Once considered fringe material, Pirate policies such as the decriminalization of drugs are now being taken seriously by other opposition parties, particularly on the left of the political divide.
“We’ve been able to unite behind many different things” while working together in opposition, said Sigridur Ingibjorg Ingadottir, an economist and leading candidate for the Social Democratic Alliance. “My dream government would consist of the current opposition parties,” she said, hinting at a possible post-election deal with the Pirates.
The Left Greens, who are polling at about 19 percent — just under the Pirates’ 20.7 percent backing — are also open to a deal. We’ll cooperate with any party that’s prepared to “work toward social equality and justice in our society, as well as toward environmental and climate protection,” said Svandis Svavarsdottir, the party’s parliamentary whip.
Both the Pirates and the Greens fiercely oppose the conservative Independence Party, which has been ruling the country with the Progressive Party since the 2013 election.
Two other opposition parties that back changes to Iceland’s constitution and are sympathetic to the Pirates’ calls for an EU referendum are Bright Future and Revival. The north Atlantic nation applied for membership back in 2009, but the outgoing government scrapped the bid, leaving Iceland as a member of the European Economic Area.

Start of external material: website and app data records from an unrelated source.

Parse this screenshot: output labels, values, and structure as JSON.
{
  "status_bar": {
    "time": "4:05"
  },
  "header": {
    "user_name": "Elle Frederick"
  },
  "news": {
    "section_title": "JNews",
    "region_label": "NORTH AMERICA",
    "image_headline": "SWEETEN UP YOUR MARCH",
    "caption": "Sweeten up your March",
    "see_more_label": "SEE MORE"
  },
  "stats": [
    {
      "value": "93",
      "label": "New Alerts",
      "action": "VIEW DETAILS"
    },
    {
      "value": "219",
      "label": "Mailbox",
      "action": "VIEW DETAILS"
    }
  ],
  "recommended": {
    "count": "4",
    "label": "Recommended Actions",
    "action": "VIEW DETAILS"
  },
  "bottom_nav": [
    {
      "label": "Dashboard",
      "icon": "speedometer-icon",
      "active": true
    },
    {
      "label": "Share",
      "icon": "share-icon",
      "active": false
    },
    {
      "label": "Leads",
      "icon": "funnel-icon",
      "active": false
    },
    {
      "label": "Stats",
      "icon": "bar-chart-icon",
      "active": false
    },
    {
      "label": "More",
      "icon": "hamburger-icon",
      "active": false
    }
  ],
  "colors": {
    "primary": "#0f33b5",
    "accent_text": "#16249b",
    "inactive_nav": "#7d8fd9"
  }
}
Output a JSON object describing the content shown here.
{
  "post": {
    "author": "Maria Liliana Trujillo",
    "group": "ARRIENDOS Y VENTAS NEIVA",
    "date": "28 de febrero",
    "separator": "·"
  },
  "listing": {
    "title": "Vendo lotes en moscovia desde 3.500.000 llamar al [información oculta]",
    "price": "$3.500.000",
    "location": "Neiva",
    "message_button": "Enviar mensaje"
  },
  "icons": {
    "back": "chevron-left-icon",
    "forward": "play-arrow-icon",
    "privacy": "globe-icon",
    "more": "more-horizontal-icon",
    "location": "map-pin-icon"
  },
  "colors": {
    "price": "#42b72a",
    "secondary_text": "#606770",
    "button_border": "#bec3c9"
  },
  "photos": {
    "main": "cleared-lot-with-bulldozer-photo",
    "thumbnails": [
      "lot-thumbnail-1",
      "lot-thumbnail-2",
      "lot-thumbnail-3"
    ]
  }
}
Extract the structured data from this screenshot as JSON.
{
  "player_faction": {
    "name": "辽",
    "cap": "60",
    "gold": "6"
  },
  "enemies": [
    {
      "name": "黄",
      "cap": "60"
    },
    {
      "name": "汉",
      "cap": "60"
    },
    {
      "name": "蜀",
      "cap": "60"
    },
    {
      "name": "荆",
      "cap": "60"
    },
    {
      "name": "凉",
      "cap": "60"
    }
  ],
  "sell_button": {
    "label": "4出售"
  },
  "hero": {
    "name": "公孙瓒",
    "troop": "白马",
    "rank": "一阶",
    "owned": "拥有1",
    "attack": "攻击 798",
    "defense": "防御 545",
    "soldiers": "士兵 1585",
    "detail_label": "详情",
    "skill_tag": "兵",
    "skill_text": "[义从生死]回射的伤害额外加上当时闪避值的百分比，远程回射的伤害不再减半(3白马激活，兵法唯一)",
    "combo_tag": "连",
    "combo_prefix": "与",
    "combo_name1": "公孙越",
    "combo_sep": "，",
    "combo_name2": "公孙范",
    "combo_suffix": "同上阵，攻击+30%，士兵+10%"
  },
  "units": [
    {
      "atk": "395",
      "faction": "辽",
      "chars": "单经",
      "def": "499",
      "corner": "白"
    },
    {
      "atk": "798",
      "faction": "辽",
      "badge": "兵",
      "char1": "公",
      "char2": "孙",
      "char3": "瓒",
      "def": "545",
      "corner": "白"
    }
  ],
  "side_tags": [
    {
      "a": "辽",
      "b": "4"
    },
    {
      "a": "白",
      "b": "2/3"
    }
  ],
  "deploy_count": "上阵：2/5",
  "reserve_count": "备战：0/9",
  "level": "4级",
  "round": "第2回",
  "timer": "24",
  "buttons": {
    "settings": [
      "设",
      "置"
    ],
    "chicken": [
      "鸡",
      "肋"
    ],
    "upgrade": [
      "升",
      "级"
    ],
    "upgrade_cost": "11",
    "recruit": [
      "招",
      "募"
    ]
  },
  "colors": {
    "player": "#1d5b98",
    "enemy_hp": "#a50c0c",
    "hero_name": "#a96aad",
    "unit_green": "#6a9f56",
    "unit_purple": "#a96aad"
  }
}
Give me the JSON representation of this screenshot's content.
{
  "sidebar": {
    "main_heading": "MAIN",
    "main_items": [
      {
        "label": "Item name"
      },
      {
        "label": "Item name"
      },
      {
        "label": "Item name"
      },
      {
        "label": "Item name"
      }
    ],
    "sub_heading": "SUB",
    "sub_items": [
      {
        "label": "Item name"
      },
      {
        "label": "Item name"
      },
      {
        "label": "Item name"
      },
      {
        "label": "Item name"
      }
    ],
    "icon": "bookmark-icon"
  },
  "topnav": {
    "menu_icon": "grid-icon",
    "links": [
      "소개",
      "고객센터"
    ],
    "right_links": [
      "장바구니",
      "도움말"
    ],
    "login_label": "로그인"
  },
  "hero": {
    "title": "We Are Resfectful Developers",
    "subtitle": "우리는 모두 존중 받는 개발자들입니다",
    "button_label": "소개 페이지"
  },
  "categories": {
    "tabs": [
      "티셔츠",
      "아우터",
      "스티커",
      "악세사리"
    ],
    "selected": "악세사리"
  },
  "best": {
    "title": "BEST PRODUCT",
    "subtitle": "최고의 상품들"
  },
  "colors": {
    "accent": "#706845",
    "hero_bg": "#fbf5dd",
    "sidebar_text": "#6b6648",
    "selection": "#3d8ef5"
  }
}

Voters rooting for a Pirate government are also being promised more free health care, a crackdown on corruption and more taxes for multinationals like Rio Tinto and Alcoa.
According to Eirikur Bergmann, a political science professor at Bifrost University, the rise of the Pirates and the emergence of new parties such as Revival, an offshoot of the Independence Party, make predicting the election’s outcome a daunting task.
“Although the economy has recovered well since 2008,” Bergmann said, “there’s still a lot of disbelief in politicians in Iceland, which makes it harder to say how things will turn out.”